Singapore’s Small Sales Disappoint Amid Financial Panic
Indonesian Art is a Bright Spot
Local auctions held during the ArtSingapore fair were not big money affairs but they were part of a bid to win the Asian art market to Singapore. Altogether, the sales brought in less than $10 million, less than 2/3 of the estimates. John Andreas, founder of one of the houses, Borobodur, gave Bloomberg his observations:
The day before the auctions began, Singapore announced its economy had slipped into a recession and the MSCI Asia Pacific stocks index fell 6.9 percent, capping its worst week since the measure was created in 1987.
Sales of Chinese contemporary art were weakest, with only about 40 percent of lots finding buyers, Andreas said. Works by top Chinese artists have risen tenfold or more in the past decade, making them the most expensive in Asia.
“The financial crisis does not affect the Southeast Asian art as much, but for the Chinese artists it is very bad,” said Andreas. “For the artists that have not gone up so high, the demand is still strong.”
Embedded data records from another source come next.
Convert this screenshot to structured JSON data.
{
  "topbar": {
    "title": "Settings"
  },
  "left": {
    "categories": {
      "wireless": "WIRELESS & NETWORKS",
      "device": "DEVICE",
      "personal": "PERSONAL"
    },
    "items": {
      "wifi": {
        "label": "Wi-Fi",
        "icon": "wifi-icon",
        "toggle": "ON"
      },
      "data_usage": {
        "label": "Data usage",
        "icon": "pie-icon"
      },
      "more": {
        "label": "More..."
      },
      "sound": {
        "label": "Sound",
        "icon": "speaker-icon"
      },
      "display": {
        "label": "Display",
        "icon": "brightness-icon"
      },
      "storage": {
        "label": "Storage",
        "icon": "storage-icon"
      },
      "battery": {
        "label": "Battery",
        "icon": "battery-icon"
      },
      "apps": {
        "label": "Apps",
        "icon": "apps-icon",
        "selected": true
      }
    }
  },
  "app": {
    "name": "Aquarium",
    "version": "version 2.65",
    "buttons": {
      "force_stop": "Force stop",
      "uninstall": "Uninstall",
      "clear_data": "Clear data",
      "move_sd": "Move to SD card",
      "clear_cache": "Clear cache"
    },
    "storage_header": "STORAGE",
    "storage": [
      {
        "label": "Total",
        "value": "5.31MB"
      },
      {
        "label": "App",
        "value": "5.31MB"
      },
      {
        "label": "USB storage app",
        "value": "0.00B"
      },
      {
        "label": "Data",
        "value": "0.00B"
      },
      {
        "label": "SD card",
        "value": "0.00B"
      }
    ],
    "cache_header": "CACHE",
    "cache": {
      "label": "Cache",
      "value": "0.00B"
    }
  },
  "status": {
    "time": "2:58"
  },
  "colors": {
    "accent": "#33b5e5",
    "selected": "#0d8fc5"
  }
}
The weekend auctions took place during the four-day ArtSingapore fair, Southeast Asia’s biggest, which ended yesterday. The event drew 110 galleries from 16 countries, with a special emphasis on art from India and South Korea. About S$80 million of art was offered, the organizer said.
Stallholders at the sale echoed the mood at the auctions, with sub-S$20,000 works from South and Southeast Asia more popular with buyers than higher-priced Chinese works.